Beach "Anse Bonnet Carré"La Digue
The wild, isolated atmosphere and flat coral surface which takes up part of the beach provide interesting views for people passing through on their way to Anse Marron.
- 200m x 4m - very few visitors
- Shallow water, however strong tides.
- Seaweed is sometimes present, but usually clear
- Remote, empty beach in the south of La Digue
- A good spot for snorkelling
At a Glance:
- Wild, isolated beach in the south of the island with shallow water and a partial coralline surface.
- Access is via a granite path, so visitors should be careful not to slip on the surface, as it can be dangerous when wet.
- Most visitors here will come with a guide on their way to visit Anse Marron.
- On-foot access is via the Union Estate. Entrance fee costs 100 Seychelles Rupees per person each day. Anse Bonnet Carré can be found about 1.5 km from the estate.
- The easiest way to access the beach is via the sea at low tide from Anse Source d’Argent or Anse Pierrot.
- Natural shade provides protection from the sun.
Anse Bonnet Carré is an isolated, quiet beach in the south of La Digue. The area is rarely-visited by tourists, with most people just passing through on the way to Anse Marron, and usually with a tour guide. Anyone coming this way will have to walk on the rocks at certain points, and the granite can be especially slippery when wet, so anyone wanting to walk this way should be careful not to slip, and shouldn’t make the journey solo. In order to access Anse Bonnet Carré on-foot, visitors must pay the entrance fee at the Union Estate, which is 100 Rupees per person per day. Once inside the estate, Bonnet Carré is about 1.5 km south of the entrance, in between Anse aux Cèdres and Anse Marron. Most visitors will not come alone, but will pass through the area on their way to Anse Marron with a tour guide, therefore the beach is almost always empty. Anse Bonnet Carré offers little in the way of facilities, with the nearest being in the Union Estate. However, the shallow water means that it’s possible to snorkel here, although the flat, coral seabed offers little protection from waves, so visitors should be careful. Additionally, the water is too shallow at low tide to swim or snorkel, so this is only really possible at high tide, when the water often covers the entire beach. However, even at high tide, the water isn’t particularly deep. Anse Bonnet Carré is a particularly isolated beach that offers a few possibilities to visitors. The uniquely ‘wild’ atmosphere makes the beach an interesting prospect, at least for guests passing by on their way to Anse Marron, and the complete lack of visitors means that anyone wanting to relax could do so easily here.

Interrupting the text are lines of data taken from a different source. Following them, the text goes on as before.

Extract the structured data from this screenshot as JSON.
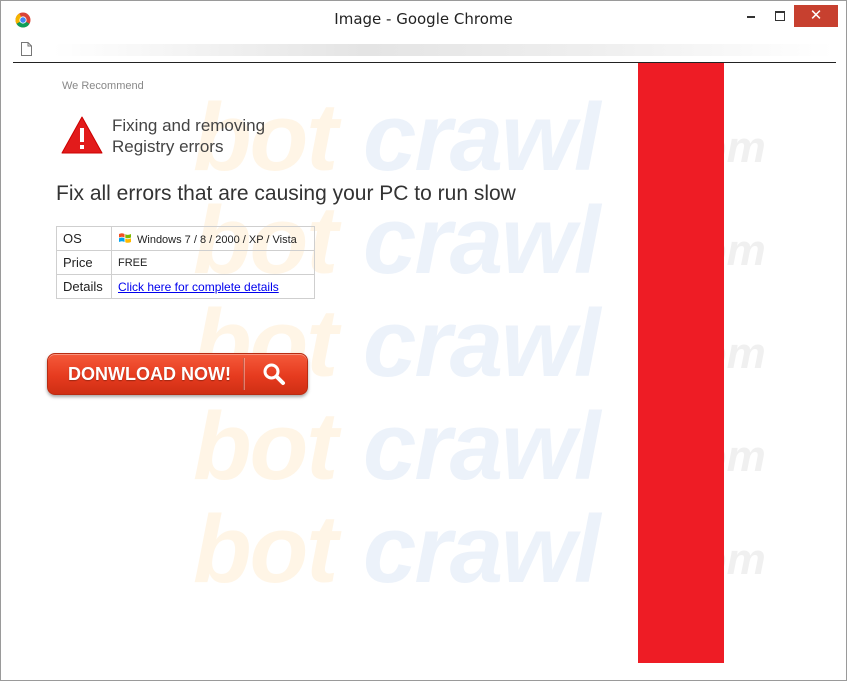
{
  "window": {
    "title": "Image - Google Chrome",
    "close_glyph": "✕"
  },
  "page": {
    "recommend": "We Recommend",
    "headline_line1": "Fixing and removing",
    "headline_line2": "Registry errors",
    "subheadline": "Fix all errors that are causing your PC to run slow",
    "table": {
      "os_label": "OS",
      "os_value": "Windows 7 / 8 / 2000 / XP / Vista",
      "price_label": "Price",
      "price_value": "FREE",
      "details_label": "Details",
      "details_link": "Click here for complete details"
    },
    "download_button": "DONWLOAD NOW!"
  },
  "watermark": {
    "part1": "bot",
    "part2": "crawl",
    "part3": ".com"
  },
  "colors": {
    "red_bar": "#ee1c25",
    "button": "#e63b1f",
    "link": "#0000ee"
  }
}
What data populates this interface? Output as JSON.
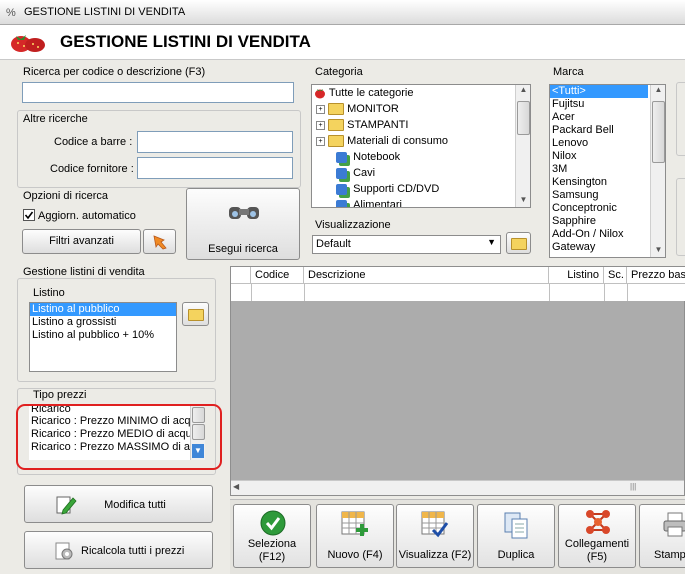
{
  "window": {
    "title": "GESTIONE LISTINI DI VENDITA",
    "header_title": "GESTIONE LISTINI DI VENDITA"
  },
  "search": {
    "label": "Ricerca per codice o descrizione (F3)",
    "value": "",
    "other_label": "Altre ricerche",
    "barcode_label": "Codice a barre :",
    "supplier_label": "Codice fornitore :",
    "options_label": "Opzioni di ricerca",
    "auto_update_label": "Aggiorn. automatico",
    "advanced_filters": "Filtri avanzati",
    "execute": "Esegui ricerca"
  },
  "category": {
    "label": "Categoria",
    "items": [
      {
        "label": "Tutte le categorie"
      },
      {
        "label": "MONITOR"
      },
      {
        "label": "STAMPANTI"
      },
      {
        "label": "Materiali di consumo"
      },
      {
        "label": "Notebook"
      },
      {
        "label": "Cavi"
      },
      {
        "label": "Supporti CD/DVD"
      },
      {
        "label": "Alimentari"
      }
    ]
  },
  "brand": {
    "label": "Marca",
    "items": [
      "<Tutti>",
      "Fujitsu",
      "Acer",
      "Packard Bell",
      "Lenovo",
      "Nilox",
      "3M",
      "Kensington",
      "Samsung",
      "Conceptronic",
      "Sapphire",
      "Add-On / Nilox",
      "Gateway"
    ]
  },
  "view": {
    "label": "Visualizzazione",
    "selected": "Default"
  },
  "price_lists": {
    "group_label": "Gestione listini di vendita",
    "list_label": "Listino",
    "items": [
      "Listino al pubblico",
      "Listino a grossisti",
      "Listino al pubblico + 10%"
    ]
  },
  "price_types": {
    "label": "Tipo prezzi",
    "items": [
      "Ricarico",
      "Ricarico : Prezzo MINIMO di acq",
      "Ricarico : Prezzo MEDIO di acqu",
      "Ricarico : Prezzo MASSIMO di ac"
    ]
  },
  "actions": {
    "modify_all": "Modifica tutti",
    "recalc_all": "Ricalcola tutti i prezzi"
  },
  "grid": {
    "columns": [
      "Codice",
      "Descrizione",
      "Listino",
      "Sc.",
      "Prezzo base"
    ]
  },
  "toolbar": {
    "select_l1": "Seleziona",
    "select_l2": "(F12)",
    "new": "Nuovo (F4)",
    "view": "Visualizza (F2)",
    "duplicate": "Duplica",
    "links_l1": "Collegamenti",
    "links_l2": "(F5)",
    "print": "Stampa"
  },
  "colors": {
    "selection": "#3399ff",
    "highlight": "#e02020",
    "accent_green": "#2e9a3a"
  }
}
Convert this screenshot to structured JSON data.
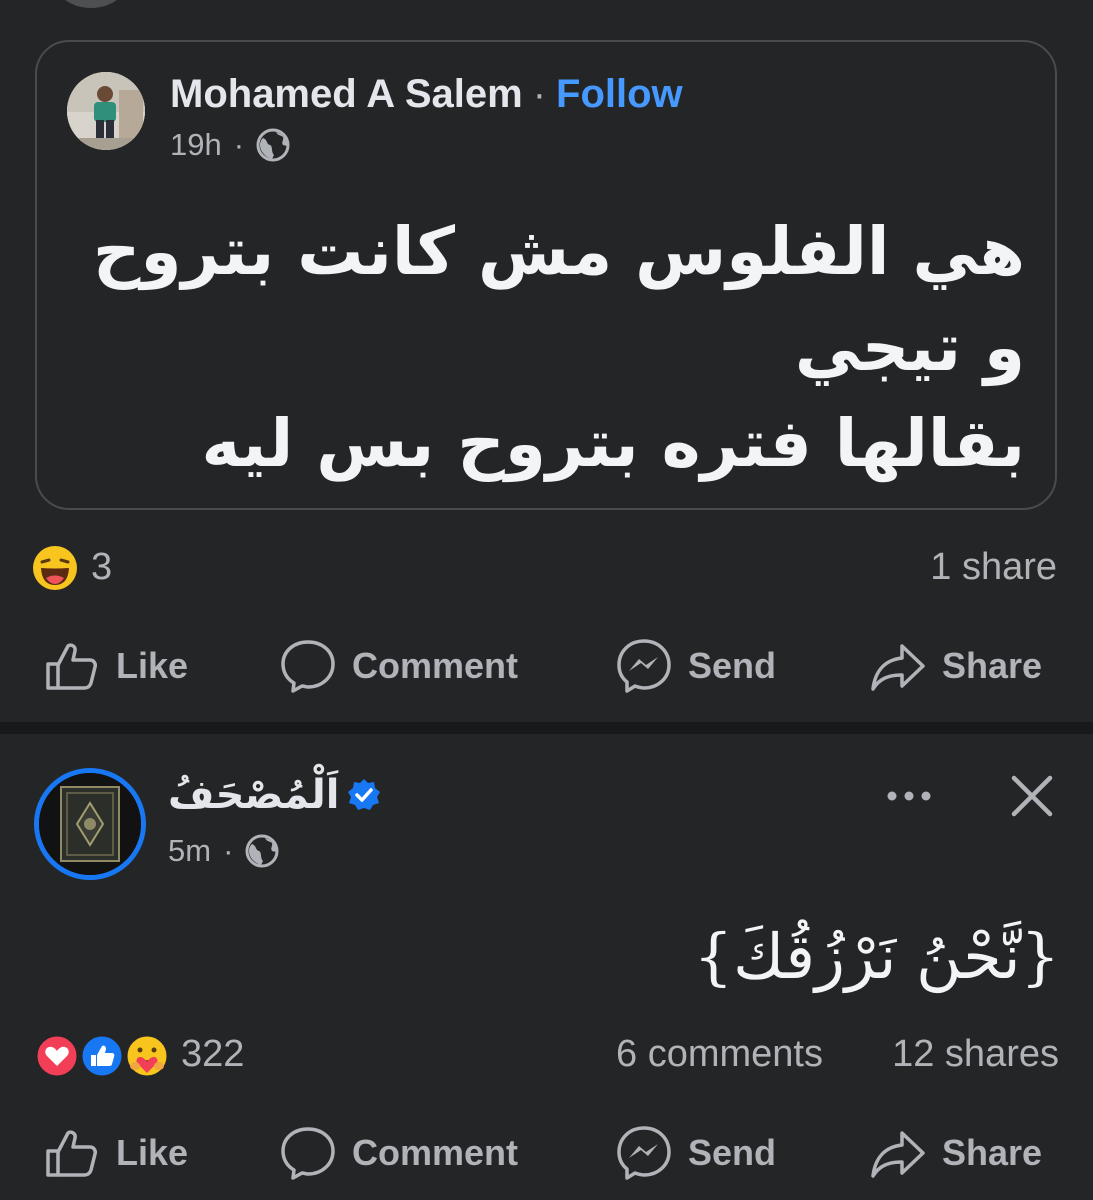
{
  "post1": {
    "author": "Mohamed A Salem",
    "separator": "·",
    "follow_label": "Follow",
    "time": "19h",
    "meta_separator": "·",
    "privacy_icon": "globe-icon",
    "text_line1": "هي الفلوس مش كانت بتروح و تيجي",
    "text_line2": "بقالها فتره بتروح بس ليه",
    "reaction_icon": "haha-emoji-icon",
    "reaction_count": "3",
    "shares": "1 share"
  },
  "actions": {
    "like": "Like",
    "comment": "Comment",
    "send": "Send",
    "share": "Share"
  },
  "post2": {
    "page_name": "اَلْمُصْحَفُ",
    "verified_icon": "verified-badge-icon",
    "time": "5m",
    "meta_separator": "·",
    "privacy_icon": "globe-icon",
    "text": "{نَّحْنُ نَرْزُقُكَ}",
    "reaction_icons": [
      "love-icon",
      "like-icon",
      "care-icon"
    ],
    "reaction_count": "322",
    "comments": "6 comments",
    "shares": "12 shares"
  },
  "colors": {
    "background": "#242526",
    "divider": "#18191a",
    "text_primary": "#e4e6eb",
    "text_secondary": "#b0b3b8",
    "follow_blue": "#4599ff",
    "verified_blue": "#1877f2"
  }
}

However, the route can be dangerous, so visitors should avoid coming here alone, and should strongly consider hiring a tour guide.